Task requirements: Find the word "assessments" in the data. Return every line where it appears.
---------- Source records ----------
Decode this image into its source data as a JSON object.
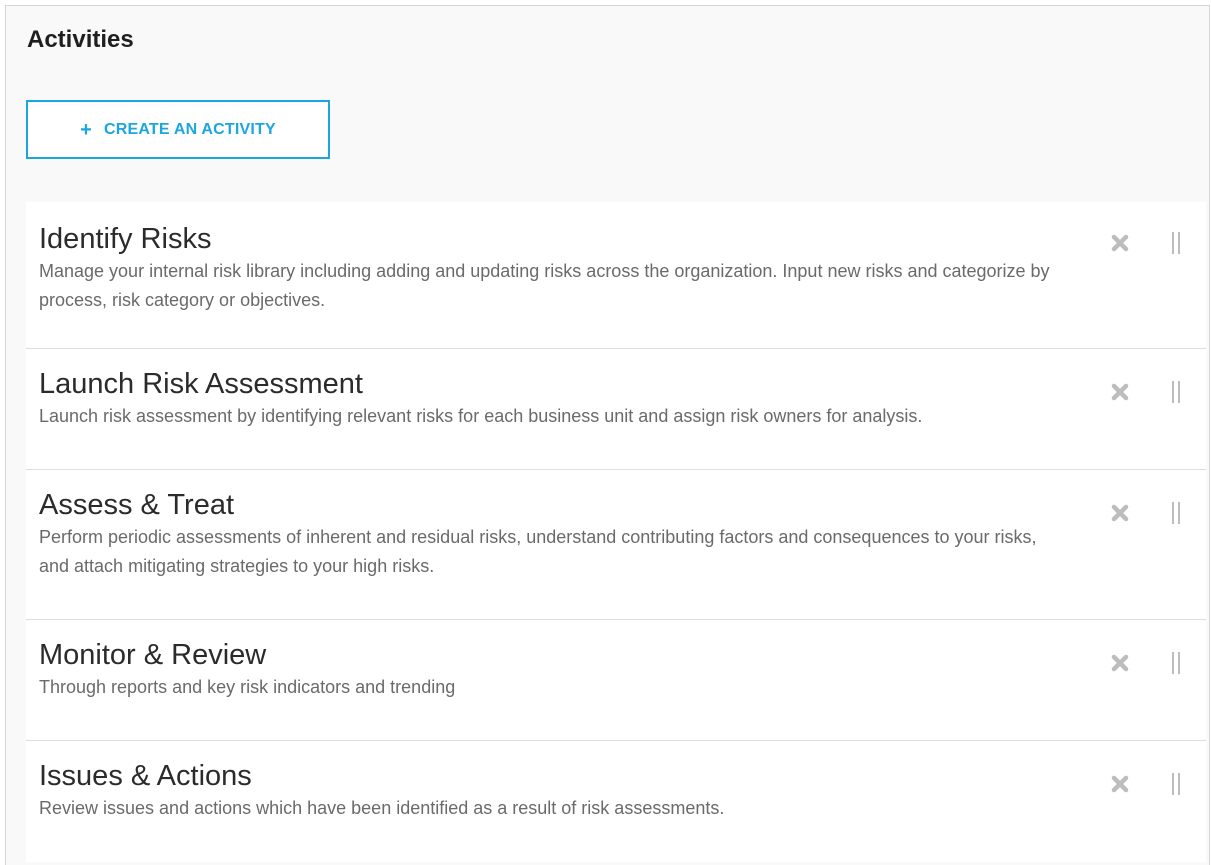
{
  "panel": {
    "title": "Activities",
    "create_button": {
      "icon": "plus-icon",
      "label": "CREATE AN ACTIVITY"
    }
  },
  "activities": [
    {
      "title": "Identify Risks",
      "description": "Manage your internal risk library including adding and updating risks across the organization. Input new risks and categorize by process, risk category or objectives."
    },
    {
      "title": "Launch Risk Assessment",
      "description": "Launch risk assessment by identifying relevant risks for each business unit and assign risk owners for analysis."
    },
    {
      "title": "Assess & Treat",
      "description": "Perform periodic assessments of inherent and residual risks, understand contributing factors and consequences to your risks, and attach mitigating strategies to your high risks."
    },
    {
      "title": "Monitor & Review",
      "description": "Through reports and key risk indicators and trending"
    },
    {
      "title": "Issues & Actions",
      "description": "Review issues and actions which have been identified as a result of risk assessments."
    }
  ],
  "colors": {
    "accent": "#1ba6de",
    "panel_background": "#f9f9f9",
    "title_text": "#1f1f1f",
    "description_text": "#6a6a6a",
    "icon_gray": "#bdbdbd"
  }
}
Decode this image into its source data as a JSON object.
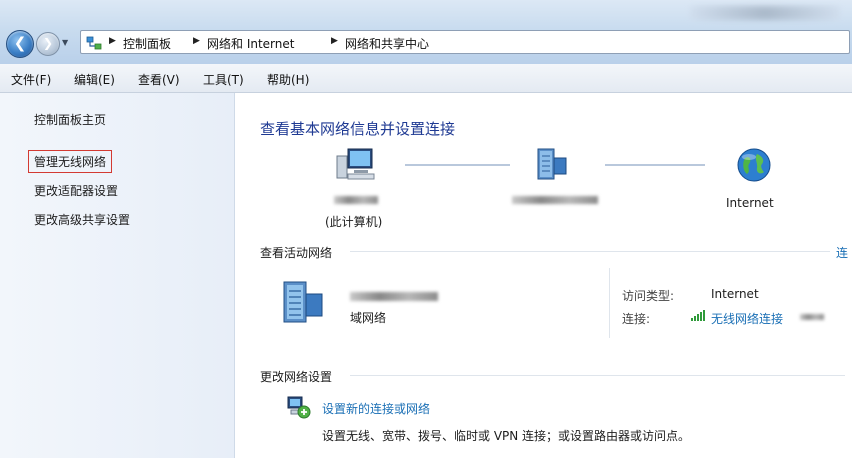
{
  "breadcrumb": {
    "items": [
      "控制面板",
      "网络和 Internet",
      "网络和共享中心"
    ]
  },
  "menu": {
    "items": [
      "文件(F)",
      "编辑(E)",
      "查看(V)",
      "工具(T)",
      "帮助(H)"
    ]
  },
  "sidebar": {
    "items": [
      {
        "label": "控制面板主页"
      },
      {
        "label": "管理无线网络"
      },
      {
        "label": "更改适配器设置"
      },
      {
        "label": "更改高级共享设置"
      }
    ]
  },
  "main": {
    "title": "查看基本网络信息并设置连接",
    "map": {
      "computer_sub_label": "(此计算机)",
      "internet_label": "Internet"
    },
    "active_networks": {
      "title": "查看活动网络",
      "link_partial": "连",
      "network_type": "域网络",
      "access_type_label": "访问类型:",
      "access_type_value": "Internet",
      "connection_label": "连接:",
      "connection_value": "无线网络连接"
    },
    "change_settings": {
      "title": "更改网络设置",
      "setup_link": "设置新的连接或网络",
      "setup_desc": "设置无线、宽带、拨号、临时或 VPN 连接；或设置路由器或访问点。"
    }
  },
  "colors": {
    "title_blue": "#1f3a93",
    "link_blue": "#1a6fb5",
    "highlight_red": "#d33a32"
  }
}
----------
Written response:
      "description": "Perform periodic assessments of inherent and residual risks, understand contributing factors and consequences to your risks, and attach mitigating strategies to your high risks."
      "description": "Review issues and actions which have been identified as a result of risk assessments."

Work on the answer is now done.